One summer, when I was a thin, small, peepsqueaky, sixteen year old boy, I placed a backpack over my shoulder and rode a plane for Israel. (I won first prize in a Bible Quiz in Television—and this was the prize.)
It was the first time I traveled out of the Philippines.
And would you believe?
I went alone.
After moving around Holy Land for 10 days, I took another plane for Rome. And from one train to another, I traveled to 30 more cities in Europe: Assisi, Padua, Paris, Geneva, Brussels, Amsterdam, Frankfurt… All by my lonesome self.
When I came back, my classmates asked me what I did last summer.
Naturally, they freaked out when I told them. They pulled their hair and screamed, “That’s unfair! Your parents allow you to travel to Europe alone for a month? My parents don’t even allow me to go to my friend’s house across the street without a chaperone for two minutes! My parents are absolutely, completely, totally unfair!”
I laughed and never understood how our parents could be so different.
Today, 30 years wiser, I now understand.
I believe their parents weren’t being unfair.
What happened? Phillip Mcgraw says it powerfully: You teach people how to treat you.
I realize now that my classmates taught their parents to be controlling.
And I taught my parents to give me all the freedom in the world.
How? I was boringly predictable!
As a young guy, I basically obeyed them everyday. I came home at the time they wanted me to come home, I did my assigned responsibilities, and I loved God with all my heart! I was so boringly predictable, my parents could predict what I would say if a friend gave me a cigarette (“No, thank you. I love my lungs.”) or when a stranger would offer me drugs (“No, thank you.
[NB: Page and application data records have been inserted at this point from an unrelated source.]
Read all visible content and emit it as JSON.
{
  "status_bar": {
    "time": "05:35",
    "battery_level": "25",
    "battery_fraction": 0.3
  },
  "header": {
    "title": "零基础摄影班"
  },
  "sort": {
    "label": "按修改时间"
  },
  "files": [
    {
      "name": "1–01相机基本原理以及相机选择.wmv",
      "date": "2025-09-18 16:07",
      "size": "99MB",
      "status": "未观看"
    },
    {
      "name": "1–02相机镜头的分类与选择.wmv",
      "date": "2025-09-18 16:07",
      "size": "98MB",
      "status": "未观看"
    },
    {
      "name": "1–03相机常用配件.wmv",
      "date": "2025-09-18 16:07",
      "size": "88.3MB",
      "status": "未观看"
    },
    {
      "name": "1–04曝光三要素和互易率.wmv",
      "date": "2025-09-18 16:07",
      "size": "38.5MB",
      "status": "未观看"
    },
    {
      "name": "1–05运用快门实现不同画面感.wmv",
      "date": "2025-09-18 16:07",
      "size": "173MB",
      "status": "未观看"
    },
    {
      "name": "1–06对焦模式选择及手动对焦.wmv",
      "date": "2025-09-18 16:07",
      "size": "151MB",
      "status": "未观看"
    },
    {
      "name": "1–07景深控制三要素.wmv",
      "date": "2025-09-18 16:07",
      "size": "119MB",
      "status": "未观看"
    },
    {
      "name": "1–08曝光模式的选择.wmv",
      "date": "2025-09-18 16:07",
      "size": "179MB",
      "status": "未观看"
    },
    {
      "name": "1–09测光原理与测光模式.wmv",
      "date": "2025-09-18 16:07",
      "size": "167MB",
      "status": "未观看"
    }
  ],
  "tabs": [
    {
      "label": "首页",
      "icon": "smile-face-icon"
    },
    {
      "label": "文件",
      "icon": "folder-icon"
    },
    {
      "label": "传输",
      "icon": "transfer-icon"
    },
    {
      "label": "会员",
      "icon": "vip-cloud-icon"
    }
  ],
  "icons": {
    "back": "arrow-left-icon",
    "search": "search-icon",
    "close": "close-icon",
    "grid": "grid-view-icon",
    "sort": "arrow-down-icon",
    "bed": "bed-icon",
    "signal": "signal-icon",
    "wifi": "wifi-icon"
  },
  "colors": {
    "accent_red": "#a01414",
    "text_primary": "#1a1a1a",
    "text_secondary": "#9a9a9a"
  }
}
I love my brain.”).
Hey, this principle works in any relationship, so adults, listen to me.
Do you feel that your boss in the office is treating you unfairly?
Has your husband been verbally abusing you for ten years now?
Do you feel that your friends totally ignore you?
Let me give you a bitter pill to swallow: Partly, you created their response towards you. You taught them how to treat you.
About that boss that is unfairly treating you—just MAYBE, you showed a negative attitude in the office and your boss is responding with hostility.
About that verbally abusing husband—just MAYBE, you made your husband think it’s acceptable behavior that he maltreat you because you tolerate it again and again.
About the friends who totally ignore you—just MAYBE, they’re simply respecting the wall you’ve erected around you.
Stop blaming others.
Now go change your life.
May your dreams come true,